“He thought that was fine,” said Cron, adding that his client had been in the Capitol for less than 10 minutes and had not committed any violence. “He doesn’t know what the Capitol’s policies and procedures are,” said Cron. “He had never been there before.”
On the surface, images of officers appearing to step aside as the mob stormed the building might aid the rioters’ claims. In the days after January 6, these pictures fueled rumors that the police were deliberately ready, but they were not substantiated.
Experts warn against drawing conclusions.
“Context will be very important in arguing that officials are welcome in a crowd,” said Laurie Levenson, professor at Loyola Law School. “You were trying to control a rapidly evolving, difficult, potentially explosive situation. I don’t think it’s enough to say, “The officer didn’t attack me.”
According to authorities, Michael Quick, of Springfield, Missouri, claimed that he did not know he was not allowed to enter the Capitol at the time he and his brother entered through an open window. He believed the police were letting people in even though they saw officers in riot gear.
Attorney Dee Wampler, who represents Michael and Stephen Quick, said he currently had no evidence to support the allegation the officers let people into the building, but pointed out that he still had thousands of documents from prosecutors to review.
“If this case were tried, the evidence would be that quite a large number of officers were standing around when my clients walked in and they weren’t trying to stop the Quicks,” said Wampler, adding that his clients didn’t. Do not commit violence in the Capitol.
But the argument didn’t work for Jacob Chansley, the Arizona man who wore face-paint, a furry hat with horns, and a spear during the riot.
Chansley’s attorney said an official told his client that “the building is yours” and that he is one of the third wave of rioters entering the Capitol.
When Judge Royce Lamberth denied a request to get Chansley out of jail two months ago, he said it was not clear who made the comment and concluded that Chansley was unable to prove that officers entered him in the building waved, citing a video the judge saw as evidence that the Phoenix man was one of the first rioters in the building. The judge noticed rioters crawling in through broken windows when Chansley entered the Capitol through a door.
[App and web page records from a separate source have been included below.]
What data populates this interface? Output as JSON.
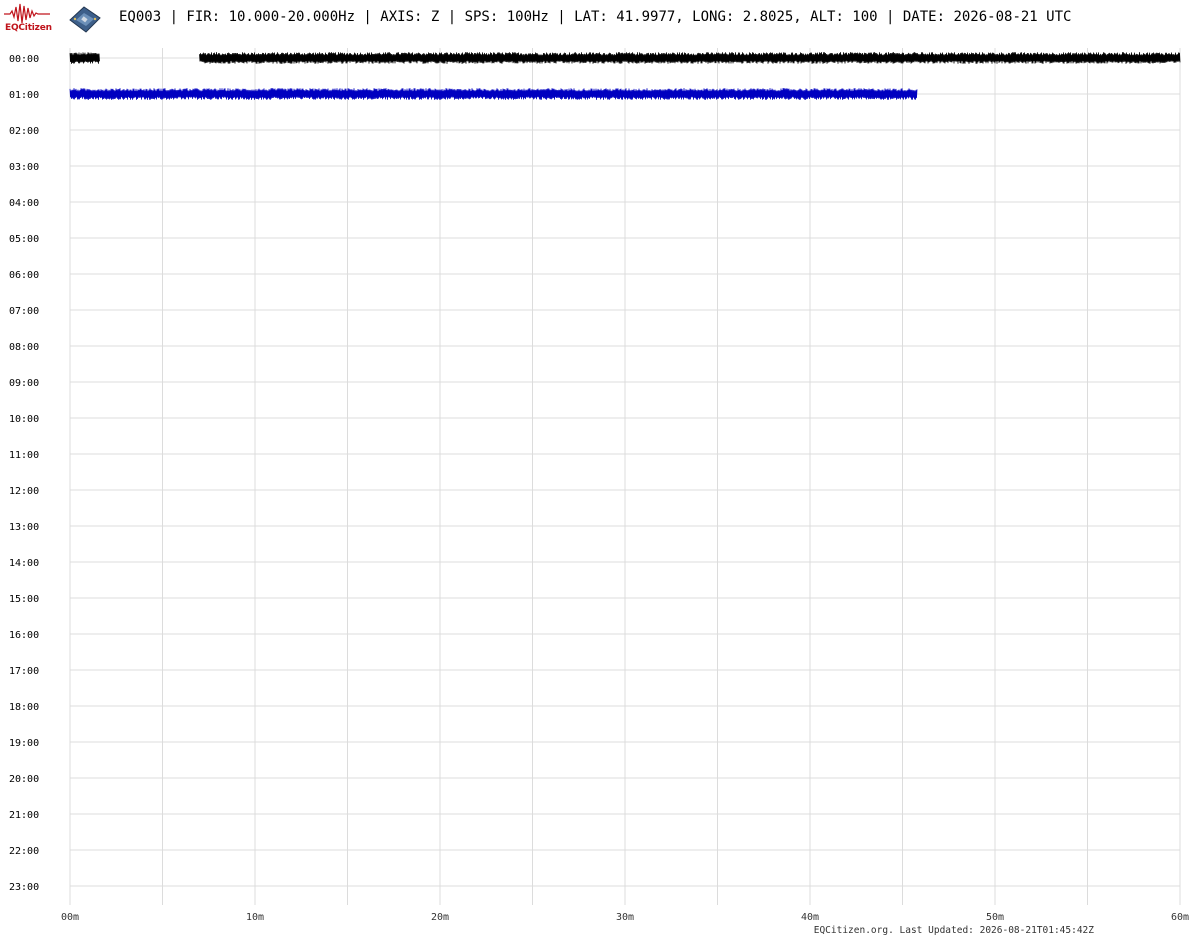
{
  "header": {
    "logo_text": "EQCitizen",
    "title": "EQ003 | FIR: 10.000-20.000Hz | AXIS: Z | SPS: 100Hz | LAT: 41.9977, LONG: 2.8025, ALT: 100 | DATE: 2026-08-21 UTC"
  },
  "footer": {
    "updated": "EQCitizen.org. Last Updated: 2026-08-21T01:45:42Z"
  },
  "chart_data": {
    "type": "line",
    "title": "EQ003 | FIR: 10.000-20.000Hz | AXIS: Z | SPS: 100Hz | LAT: 41.9977, LONG: 2.8025, ALT: 100 | DATE: 2026-08-21 UTC",
    "xlabel": "",
    "ylabel": "",
    "x_unit": "minutes",
    "xlim": [
      0,
      60
    ],
    "x_ticks": [
      "00m",
      "10m",
      "20m",
      "30m",
      "40m",
      "50m",
      "60m"
    ],
    "x_grid_step_minutes": 5,
    "y_rows": [
      "00:00",
      "01:00",
      "02:00",
      "03:00",
      "04:00",
      "05:00",
      "06:00",
      "07:00",
      "08:00",
      "09:00",
      "10:00",
      "11:00",
      "12:00",
      "13:00",
      "14:00",
      "15:00",
      "16:00",
      "17:00",
      "18:00",
      "19:00",
      "20:00",
      "21:00",
      "22:00",
      "23:00"
    ],
    "grid": true,
    "series": [
      {
        "row": "00:00",
        "color": "#000000",
        "segments": [
          [
            0.0,
            1.6
          ],
          [
            7.0,
            60.0
          ]
        ]
      },
      {
        "row": "01:00",
        "color": "#0000c0",
        "segments": [
          [
            0.0,
            45.8
          ]
        ]
      }
    ]
  }
}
Chansley attorney Albert Watkins still insists that his client was in the building’s third wave of rioters, saying it shouldn’t shock the public that rioters who clung to and believed Trump’s every word had the choice had been stolen, rightly believed to be allowed in the building. “It’s what’s on their hearts and minds,” said Watkins.
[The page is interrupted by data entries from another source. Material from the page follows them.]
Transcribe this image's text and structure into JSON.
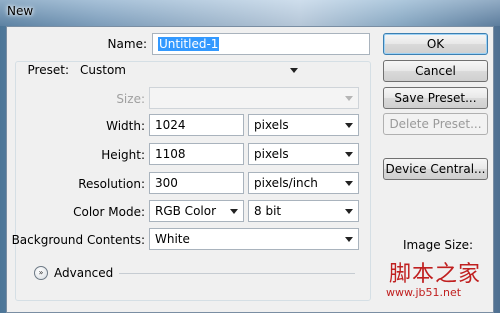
{
  "window": {
    "title": "New"
  },
  "form": {
    "name_label": "Name:",
    "name_value": "Untitled-1",
    "preset_label": "Preset:",
    "preset_value": "Custom",
    "size_label": "Size:",
    "size_value": "",
    "width_label": "Width:",
    "width_value": "1024",
    "width_unit": "pixels",
    "height_label": "Height:",
    "height_value": "1108",
    "height_unit": "pixels",
    "resolution_label": "Resolution:",
    "resolution_value": "300",
    "resolution_unit": "pixels/inch",
    "color_mode_label": "Color Mode:",
    "color_mode_value": "RGB Color",
    "bit_depth_value": "8 bit",
    "background_label": "Background Contents:",
    "background_value": "White",
    "advanced_label": "Advanced",
    "advanced_icon_glyph": "»"
  },
  "buttons": {
    "ok": "OK",
    "cancel": "Cancel",
    "save_preset": "Save Preset...",
    "delete_preset": "Delete Preset...",
    "device_central": "Device Central..."
  },
  "info": {
    "image_size_label": "Image Size:"
  },
  "watermark": {
    "text": "脚本之家",
    "url": "www.jb51.net"
  }
}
Overall, Joshua Black made two claims of helping officers in the Capitol.
Before meeting the policeman, whom he allegedly protected by a Capitol door, the police shot him in the cheek with a plastic projectile as he tried to prevent another policeman from being “trudged” by other rioters outside the Capitol. But prosecutors say the surveillance video does not show an on-site officer, nor is Black shown trying to help an officer.
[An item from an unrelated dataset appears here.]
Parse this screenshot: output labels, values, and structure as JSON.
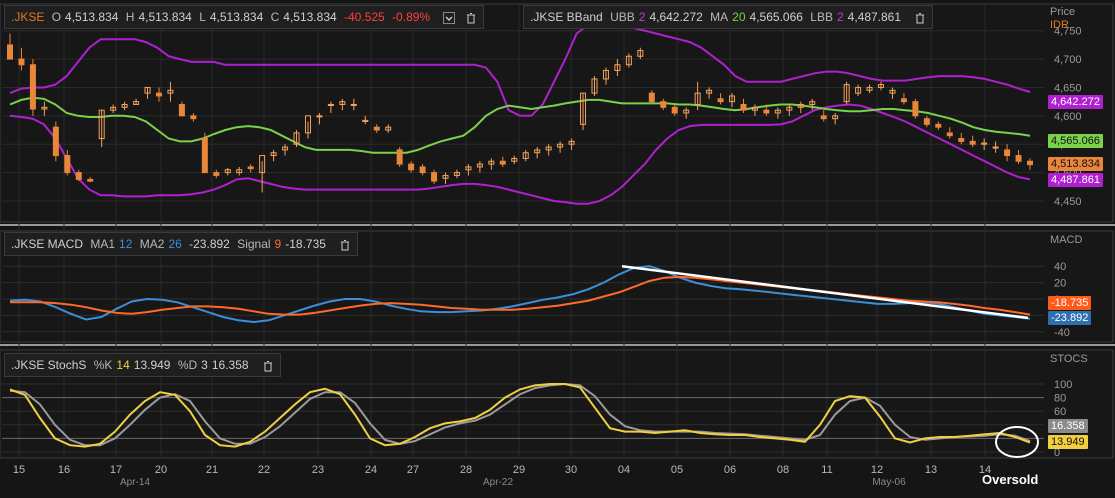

Black’s attorney, Clark Fleckinger II, didn’t return a phone call or email for comment.
Associate press writer Colleen Long of Washington contributed to this report.